++++ INPUT RECORDS ++++

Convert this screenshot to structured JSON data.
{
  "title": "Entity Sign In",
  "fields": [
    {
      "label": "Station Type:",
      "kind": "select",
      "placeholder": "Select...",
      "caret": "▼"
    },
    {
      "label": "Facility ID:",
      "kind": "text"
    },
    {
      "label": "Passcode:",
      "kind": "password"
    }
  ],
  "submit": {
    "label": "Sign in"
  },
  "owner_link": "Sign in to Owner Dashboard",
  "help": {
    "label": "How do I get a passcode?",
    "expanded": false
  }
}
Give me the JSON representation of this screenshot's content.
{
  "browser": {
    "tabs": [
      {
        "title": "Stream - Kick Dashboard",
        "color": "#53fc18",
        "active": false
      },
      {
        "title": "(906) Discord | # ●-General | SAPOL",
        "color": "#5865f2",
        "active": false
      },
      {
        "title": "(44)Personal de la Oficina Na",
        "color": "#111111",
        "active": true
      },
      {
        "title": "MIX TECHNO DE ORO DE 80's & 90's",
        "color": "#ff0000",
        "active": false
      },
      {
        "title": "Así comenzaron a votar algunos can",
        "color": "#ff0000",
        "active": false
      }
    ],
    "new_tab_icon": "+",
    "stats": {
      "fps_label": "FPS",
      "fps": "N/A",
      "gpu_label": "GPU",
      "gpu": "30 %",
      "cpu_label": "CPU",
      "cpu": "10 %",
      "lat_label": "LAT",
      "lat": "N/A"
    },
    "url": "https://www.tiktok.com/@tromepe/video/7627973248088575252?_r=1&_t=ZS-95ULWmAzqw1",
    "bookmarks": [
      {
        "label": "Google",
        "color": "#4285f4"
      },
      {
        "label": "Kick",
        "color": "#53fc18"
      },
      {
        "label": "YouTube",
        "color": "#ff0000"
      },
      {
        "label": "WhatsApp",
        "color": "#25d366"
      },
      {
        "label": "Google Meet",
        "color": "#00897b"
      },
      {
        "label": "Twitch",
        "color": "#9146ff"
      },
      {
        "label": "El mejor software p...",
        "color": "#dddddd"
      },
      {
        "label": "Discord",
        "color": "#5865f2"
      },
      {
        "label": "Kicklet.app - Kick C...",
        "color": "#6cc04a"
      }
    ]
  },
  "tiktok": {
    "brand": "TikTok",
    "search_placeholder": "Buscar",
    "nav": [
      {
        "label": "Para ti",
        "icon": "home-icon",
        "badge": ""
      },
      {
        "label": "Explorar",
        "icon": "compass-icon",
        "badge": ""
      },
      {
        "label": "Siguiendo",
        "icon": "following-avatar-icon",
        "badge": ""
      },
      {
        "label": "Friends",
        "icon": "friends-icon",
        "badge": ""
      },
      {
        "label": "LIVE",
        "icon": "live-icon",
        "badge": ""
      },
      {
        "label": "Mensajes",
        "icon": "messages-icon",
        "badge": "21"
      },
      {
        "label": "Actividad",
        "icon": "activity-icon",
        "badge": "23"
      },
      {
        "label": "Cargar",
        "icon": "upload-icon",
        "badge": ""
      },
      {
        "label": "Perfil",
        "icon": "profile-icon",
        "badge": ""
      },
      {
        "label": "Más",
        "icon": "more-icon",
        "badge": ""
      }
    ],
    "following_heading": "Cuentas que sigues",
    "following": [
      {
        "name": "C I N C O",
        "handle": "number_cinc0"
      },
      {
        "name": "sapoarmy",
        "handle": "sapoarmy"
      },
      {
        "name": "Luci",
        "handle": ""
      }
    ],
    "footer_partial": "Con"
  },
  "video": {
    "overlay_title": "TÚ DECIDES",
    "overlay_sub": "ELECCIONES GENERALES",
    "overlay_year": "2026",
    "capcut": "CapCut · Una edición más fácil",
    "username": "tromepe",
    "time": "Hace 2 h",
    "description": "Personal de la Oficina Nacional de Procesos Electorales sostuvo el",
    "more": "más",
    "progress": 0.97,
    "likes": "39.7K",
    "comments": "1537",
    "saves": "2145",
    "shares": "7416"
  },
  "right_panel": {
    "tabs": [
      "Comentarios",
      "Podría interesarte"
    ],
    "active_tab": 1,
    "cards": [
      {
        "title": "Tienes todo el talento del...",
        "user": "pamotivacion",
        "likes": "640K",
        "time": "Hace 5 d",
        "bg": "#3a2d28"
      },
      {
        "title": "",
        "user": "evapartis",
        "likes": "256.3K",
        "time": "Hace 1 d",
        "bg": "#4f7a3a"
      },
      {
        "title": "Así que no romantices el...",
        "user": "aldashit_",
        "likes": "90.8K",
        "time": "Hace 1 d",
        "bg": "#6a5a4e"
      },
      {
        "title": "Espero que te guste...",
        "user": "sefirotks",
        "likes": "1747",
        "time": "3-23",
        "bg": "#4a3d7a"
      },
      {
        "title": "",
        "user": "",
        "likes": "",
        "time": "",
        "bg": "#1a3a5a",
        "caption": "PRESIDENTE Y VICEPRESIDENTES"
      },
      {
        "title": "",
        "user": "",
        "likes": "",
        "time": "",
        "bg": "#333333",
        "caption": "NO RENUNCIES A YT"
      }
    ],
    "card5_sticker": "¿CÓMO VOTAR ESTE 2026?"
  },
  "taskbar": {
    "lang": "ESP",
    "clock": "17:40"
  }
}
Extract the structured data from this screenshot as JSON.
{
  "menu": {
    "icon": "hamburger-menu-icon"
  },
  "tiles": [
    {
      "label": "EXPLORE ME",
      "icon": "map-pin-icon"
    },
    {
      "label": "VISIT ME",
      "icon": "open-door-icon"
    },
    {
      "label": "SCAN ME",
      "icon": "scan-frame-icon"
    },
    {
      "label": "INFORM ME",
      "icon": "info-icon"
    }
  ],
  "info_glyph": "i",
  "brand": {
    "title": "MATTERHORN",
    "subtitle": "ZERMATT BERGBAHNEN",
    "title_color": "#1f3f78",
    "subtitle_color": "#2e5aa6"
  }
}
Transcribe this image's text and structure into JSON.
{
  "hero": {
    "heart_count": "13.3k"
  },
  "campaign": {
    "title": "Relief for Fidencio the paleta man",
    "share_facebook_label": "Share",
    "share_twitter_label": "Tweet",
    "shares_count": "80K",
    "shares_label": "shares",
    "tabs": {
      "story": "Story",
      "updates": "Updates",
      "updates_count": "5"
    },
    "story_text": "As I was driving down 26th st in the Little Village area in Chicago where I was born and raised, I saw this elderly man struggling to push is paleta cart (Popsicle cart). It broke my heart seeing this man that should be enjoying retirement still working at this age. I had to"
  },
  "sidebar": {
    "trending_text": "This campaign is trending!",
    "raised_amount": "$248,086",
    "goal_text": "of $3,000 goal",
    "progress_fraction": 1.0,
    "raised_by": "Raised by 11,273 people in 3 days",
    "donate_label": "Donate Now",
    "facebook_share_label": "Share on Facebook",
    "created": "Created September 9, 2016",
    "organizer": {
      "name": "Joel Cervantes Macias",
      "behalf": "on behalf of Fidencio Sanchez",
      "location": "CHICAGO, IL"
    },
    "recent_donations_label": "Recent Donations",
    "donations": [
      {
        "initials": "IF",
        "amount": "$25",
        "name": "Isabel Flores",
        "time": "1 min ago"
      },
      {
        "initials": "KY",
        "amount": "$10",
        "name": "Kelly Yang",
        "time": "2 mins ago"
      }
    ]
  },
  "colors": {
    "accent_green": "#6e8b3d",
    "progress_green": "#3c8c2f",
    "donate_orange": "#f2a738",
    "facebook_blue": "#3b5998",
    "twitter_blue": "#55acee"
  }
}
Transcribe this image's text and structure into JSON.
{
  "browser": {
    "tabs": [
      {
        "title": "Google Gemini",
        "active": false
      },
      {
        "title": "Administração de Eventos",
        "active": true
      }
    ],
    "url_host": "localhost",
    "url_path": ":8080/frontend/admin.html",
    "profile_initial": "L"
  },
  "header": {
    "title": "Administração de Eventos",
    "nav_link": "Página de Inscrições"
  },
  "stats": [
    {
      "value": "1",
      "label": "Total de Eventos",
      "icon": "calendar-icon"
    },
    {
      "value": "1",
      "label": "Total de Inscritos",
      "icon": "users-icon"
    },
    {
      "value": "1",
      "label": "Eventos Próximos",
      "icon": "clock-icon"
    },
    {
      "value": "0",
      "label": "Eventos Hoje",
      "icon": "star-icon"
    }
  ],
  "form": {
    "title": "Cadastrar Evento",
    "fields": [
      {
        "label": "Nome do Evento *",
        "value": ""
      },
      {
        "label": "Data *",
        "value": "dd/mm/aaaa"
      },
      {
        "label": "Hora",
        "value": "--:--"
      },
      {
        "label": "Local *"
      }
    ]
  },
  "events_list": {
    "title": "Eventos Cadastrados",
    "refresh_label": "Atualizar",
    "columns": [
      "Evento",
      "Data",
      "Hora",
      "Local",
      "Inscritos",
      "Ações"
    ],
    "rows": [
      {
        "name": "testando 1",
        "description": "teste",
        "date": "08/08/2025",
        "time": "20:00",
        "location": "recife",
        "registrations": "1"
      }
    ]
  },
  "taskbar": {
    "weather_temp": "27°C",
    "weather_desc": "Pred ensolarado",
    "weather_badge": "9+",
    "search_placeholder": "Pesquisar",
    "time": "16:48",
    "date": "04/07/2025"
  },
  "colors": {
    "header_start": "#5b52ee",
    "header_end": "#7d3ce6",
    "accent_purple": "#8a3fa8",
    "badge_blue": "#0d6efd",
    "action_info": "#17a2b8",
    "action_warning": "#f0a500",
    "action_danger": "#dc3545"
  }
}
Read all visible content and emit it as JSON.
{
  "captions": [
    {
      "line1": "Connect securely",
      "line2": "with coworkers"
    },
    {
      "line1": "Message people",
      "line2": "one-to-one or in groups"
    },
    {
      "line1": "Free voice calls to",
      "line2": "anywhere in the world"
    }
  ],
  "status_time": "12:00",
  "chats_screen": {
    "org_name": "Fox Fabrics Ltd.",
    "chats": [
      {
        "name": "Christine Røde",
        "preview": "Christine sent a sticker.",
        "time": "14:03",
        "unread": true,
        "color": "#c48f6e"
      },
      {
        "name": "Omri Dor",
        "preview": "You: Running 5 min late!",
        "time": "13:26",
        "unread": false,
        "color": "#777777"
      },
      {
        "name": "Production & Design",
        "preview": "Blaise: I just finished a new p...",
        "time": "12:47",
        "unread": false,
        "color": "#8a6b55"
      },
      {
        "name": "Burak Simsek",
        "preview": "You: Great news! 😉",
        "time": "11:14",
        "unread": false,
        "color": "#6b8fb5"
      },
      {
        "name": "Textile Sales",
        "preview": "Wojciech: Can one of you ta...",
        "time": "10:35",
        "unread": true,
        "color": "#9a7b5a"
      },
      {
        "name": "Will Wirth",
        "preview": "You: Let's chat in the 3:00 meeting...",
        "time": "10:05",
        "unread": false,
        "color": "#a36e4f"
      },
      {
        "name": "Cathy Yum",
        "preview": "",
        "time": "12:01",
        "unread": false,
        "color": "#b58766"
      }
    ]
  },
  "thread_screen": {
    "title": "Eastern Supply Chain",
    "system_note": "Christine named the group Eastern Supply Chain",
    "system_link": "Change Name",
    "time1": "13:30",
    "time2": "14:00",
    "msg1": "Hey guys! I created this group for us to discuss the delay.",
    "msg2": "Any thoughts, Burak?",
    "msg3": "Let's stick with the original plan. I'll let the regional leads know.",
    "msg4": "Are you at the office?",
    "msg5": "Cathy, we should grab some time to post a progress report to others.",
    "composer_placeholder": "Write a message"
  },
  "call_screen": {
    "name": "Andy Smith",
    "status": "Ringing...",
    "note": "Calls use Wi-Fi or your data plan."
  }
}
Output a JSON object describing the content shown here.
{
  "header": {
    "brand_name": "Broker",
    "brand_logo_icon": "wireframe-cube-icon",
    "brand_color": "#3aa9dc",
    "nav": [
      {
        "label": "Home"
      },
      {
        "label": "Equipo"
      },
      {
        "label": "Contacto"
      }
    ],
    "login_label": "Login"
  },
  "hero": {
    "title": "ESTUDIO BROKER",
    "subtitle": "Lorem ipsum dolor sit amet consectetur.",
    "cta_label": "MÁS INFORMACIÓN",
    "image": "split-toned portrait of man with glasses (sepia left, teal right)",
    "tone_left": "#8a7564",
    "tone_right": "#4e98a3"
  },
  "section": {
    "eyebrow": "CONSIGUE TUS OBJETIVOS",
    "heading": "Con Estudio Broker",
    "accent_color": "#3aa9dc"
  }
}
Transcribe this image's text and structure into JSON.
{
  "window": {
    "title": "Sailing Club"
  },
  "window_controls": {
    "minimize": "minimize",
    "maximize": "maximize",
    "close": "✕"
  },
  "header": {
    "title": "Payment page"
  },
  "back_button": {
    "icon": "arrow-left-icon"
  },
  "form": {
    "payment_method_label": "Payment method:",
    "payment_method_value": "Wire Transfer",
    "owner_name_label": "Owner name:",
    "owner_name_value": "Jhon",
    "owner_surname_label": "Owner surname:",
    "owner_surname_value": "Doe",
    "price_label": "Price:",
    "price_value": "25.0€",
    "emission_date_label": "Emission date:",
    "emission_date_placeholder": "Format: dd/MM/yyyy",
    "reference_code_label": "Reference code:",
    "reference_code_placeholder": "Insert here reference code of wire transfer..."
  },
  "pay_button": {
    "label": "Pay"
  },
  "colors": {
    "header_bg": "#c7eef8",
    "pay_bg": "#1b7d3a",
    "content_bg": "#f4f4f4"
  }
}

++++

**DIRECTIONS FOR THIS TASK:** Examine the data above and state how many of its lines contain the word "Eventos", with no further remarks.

**TASK ANSWER:** 6